DESCRIPTION OF THE TASK: Your answer should be the entries below, reproduced character for character.

DATA RECORDS:
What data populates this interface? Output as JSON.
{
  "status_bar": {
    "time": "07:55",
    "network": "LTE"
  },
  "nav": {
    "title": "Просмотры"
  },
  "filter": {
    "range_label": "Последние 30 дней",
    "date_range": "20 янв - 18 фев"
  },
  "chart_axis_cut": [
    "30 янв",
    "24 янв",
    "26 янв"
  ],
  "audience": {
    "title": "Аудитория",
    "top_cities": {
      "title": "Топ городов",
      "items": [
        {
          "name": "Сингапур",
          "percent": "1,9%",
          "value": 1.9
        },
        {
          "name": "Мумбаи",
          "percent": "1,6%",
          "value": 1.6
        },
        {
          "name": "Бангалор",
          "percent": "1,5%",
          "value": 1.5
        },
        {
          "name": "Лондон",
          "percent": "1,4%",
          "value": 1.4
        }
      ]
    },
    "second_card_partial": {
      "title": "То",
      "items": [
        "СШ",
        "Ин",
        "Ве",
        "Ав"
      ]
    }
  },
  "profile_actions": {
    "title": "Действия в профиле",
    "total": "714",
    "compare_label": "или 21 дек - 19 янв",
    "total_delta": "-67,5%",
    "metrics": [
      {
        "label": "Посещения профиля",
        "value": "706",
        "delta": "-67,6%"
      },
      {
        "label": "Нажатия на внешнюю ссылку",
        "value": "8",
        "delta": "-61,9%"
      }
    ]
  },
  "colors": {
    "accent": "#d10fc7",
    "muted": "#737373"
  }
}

RESPONSE BOX:
What data populates this interface? Output as JSON.
{
  "status_bar": {
    "time": "07:55",
    "network": "LTE"
  },
  "nav": {
    "title": "Просмотры"
  },
  "filter": {
    "range_label": "Последние 30 дней",
    "date_range": "20 янв - 18 фев"
  },
  "chart_axis_cut": [
    "30 янв",
    "24 янв",
    "26 янв"
  ],
  "audience": {
    "title": "Аудитория",
    "top_cities": {
      "title": "Топ городов",
      "items": [
        {
          "name": "Сингапур",
          "percent": "1,9%",
          "value": 1.9
        },
        {
          "name": "Мумбаи",
          "percent": "1,6%",
          "value": 1.6
        },
        {
          "name": "Бангалор",
          "percent": "1,5%",
          "value": 1.5
        },
        {
          "name": "Лондон",
          "percent": "1,4%",
          "value": 1.4
        }
      ]
    },
    "second_card_partial": {
      "title": "То",
      "items": [
        "СШ",
        "Ин",
        "Ве",
        "Ав"
      ]
    }
  },
  "profile_actions": {
    "title": "Действия в профиле",
    "total": "714",
    "compare_label": "или 21 дек - 19 янв",
    "total_delta": "-67,5%",
    "metrics": [
      {
        "label": "Посещения профиля",
        "value": "706",
        "delta": "-67,6%"
      },
      {
        "label": "Нажатия на внешнюю ссылку",
        "value": "8",
        "delta": "-61,9%"
      }
    ]
  },
  "colors": {
    "accent": "#d10fc7",
    "muted": "#737373"
  }
}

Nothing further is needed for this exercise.